**Task material:**
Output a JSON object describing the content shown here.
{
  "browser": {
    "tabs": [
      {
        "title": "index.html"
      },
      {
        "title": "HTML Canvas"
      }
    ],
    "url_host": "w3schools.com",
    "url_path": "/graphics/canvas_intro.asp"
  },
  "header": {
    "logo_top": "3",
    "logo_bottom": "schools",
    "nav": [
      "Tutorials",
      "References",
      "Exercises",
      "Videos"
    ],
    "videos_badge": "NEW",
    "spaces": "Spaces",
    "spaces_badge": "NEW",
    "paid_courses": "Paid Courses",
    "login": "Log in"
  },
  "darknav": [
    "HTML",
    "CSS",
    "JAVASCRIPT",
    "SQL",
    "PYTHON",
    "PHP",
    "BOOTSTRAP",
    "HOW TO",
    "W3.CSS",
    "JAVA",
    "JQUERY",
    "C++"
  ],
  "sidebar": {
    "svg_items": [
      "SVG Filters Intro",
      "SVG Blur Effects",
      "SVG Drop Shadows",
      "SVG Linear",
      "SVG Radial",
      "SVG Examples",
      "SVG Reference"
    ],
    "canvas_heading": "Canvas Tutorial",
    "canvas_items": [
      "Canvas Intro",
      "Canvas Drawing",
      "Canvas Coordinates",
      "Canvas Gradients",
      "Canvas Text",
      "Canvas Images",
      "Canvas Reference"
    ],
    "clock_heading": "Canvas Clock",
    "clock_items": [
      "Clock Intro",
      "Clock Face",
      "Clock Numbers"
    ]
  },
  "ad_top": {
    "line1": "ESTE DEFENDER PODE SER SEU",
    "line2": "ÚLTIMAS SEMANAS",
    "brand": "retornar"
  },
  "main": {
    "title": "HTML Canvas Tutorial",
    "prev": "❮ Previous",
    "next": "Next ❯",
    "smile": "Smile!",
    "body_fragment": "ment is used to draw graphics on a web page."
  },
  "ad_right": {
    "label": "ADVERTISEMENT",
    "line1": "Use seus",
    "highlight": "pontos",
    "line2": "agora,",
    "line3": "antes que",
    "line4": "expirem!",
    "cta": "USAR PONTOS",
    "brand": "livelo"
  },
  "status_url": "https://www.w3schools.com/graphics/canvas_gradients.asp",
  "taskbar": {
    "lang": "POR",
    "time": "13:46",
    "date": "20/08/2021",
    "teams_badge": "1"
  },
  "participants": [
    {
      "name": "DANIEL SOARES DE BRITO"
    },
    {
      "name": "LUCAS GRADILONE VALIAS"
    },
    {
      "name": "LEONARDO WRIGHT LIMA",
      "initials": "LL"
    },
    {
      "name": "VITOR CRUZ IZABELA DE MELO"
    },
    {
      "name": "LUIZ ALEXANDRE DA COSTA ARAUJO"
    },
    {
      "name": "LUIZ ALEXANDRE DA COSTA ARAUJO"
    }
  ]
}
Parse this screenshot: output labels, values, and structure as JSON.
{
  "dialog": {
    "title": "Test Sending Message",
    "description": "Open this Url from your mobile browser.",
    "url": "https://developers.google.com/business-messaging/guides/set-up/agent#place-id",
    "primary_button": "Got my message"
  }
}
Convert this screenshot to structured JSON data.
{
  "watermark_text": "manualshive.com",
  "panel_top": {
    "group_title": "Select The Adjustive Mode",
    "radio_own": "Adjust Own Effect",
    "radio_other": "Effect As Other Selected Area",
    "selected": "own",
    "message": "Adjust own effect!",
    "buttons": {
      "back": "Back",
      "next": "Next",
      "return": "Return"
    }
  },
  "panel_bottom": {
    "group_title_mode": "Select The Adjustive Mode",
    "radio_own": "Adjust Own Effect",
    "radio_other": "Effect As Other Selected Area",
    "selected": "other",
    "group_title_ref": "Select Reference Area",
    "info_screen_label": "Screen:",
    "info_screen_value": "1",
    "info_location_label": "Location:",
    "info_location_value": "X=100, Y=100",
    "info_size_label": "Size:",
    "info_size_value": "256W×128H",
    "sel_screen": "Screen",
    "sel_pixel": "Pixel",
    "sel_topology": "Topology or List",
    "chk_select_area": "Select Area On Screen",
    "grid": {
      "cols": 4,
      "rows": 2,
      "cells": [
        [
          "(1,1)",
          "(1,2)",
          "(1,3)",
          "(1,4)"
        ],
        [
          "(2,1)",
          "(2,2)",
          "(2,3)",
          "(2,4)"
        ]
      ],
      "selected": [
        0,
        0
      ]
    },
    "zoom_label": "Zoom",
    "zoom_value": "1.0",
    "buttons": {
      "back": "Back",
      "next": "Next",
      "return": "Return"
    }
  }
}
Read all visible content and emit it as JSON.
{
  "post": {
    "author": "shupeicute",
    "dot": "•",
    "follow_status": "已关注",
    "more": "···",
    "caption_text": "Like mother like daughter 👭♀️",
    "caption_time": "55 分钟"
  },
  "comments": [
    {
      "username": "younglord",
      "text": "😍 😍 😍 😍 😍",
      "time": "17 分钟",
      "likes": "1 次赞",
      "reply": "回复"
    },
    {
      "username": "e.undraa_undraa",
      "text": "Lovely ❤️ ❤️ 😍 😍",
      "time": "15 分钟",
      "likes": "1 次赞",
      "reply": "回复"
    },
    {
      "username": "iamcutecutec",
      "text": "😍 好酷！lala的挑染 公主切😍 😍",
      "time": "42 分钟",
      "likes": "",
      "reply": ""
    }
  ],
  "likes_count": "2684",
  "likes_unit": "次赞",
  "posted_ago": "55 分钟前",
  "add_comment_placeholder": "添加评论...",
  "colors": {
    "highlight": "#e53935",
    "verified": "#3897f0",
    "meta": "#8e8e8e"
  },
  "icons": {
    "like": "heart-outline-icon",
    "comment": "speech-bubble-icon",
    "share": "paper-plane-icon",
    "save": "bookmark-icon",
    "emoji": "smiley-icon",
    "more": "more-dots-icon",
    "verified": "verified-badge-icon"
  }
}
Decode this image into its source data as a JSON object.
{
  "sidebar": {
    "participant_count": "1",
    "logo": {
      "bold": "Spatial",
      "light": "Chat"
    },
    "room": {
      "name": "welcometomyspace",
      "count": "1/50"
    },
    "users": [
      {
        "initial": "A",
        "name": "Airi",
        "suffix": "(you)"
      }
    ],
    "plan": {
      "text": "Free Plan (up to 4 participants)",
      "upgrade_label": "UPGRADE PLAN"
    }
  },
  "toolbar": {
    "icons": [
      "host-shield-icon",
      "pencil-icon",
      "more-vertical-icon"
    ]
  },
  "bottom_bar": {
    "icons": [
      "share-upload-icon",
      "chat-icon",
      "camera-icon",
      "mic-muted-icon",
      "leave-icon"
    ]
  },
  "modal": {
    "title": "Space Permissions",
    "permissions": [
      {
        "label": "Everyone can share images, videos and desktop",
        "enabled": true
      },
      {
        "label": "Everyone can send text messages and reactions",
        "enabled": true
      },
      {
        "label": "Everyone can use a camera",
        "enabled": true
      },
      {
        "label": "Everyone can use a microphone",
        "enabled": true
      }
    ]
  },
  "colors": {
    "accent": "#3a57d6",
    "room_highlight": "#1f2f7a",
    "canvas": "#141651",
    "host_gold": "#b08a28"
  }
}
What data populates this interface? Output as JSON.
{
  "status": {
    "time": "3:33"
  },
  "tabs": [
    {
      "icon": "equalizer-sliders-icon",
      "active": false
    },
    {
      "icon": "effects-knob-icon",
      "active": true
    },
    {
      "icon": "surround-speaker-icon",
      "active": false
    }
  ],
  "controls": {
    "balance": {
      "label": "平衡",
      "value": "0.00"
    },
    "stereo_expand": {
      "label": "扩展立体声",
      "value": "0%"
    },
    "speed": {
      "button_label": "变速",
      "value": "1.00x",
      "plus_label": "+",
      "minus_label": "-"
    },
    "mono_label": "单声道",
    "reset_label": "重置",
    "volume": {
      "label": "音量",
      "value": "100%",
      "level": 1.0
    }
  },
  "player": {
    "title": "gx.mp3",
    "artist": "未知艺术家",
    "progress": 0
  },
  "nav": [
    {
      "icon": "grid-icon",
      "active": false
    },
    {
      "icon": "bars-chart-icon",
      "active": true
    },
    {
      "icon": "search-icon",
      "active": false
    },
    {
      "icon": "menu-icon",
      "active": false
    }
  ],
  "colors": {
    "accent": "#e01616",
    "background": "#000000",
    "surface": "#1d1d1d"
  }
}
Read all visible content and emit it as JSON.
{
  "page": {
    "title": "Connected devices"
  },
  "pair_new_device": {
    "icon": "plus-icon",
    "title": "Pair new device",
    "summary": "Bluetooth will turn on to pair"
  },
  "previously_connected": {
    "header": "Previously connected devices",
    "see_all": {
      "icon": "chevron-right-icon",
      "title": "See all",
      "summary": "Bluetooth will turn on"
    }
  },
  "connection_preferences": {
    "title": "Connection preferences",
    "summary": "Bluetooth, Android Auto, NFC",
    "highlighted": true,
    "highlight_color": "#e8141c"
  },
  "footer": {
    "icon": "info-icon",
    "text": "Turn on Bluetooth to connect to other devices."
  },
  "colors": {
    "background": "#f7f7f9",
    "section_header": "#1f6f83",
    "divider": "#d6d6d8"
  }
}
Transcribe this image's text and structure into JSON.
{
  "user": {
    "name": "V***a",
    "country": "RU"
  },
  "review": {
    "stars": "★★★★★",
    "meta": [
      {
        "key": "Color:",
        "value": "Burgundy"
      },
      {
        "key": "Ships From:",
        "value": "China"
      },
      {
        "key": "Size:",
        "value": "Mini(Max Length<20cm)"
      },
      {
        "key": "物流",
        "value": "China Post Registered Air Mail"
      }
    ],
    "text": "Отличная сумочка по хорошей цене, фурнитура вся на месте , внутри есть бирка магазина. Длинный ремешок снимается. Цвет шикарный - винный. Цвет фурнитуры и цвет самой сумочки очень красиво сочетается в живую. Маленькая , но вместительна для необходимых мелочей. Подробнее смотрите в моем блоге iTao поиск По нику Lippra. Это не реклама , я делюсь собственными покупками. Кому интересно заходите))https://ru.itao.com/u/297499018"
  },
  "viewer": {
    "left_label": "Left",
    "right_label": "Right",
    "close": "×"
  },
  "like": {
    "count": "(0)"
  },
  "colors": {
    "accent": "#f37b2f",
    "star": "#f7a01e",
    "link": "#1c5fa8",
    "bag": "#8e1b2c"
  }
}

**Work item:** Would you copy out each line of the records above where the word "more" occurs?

**Reply:**
    "more": "···",
    "more": "more-dots-icon",
      "more-vertical-icon"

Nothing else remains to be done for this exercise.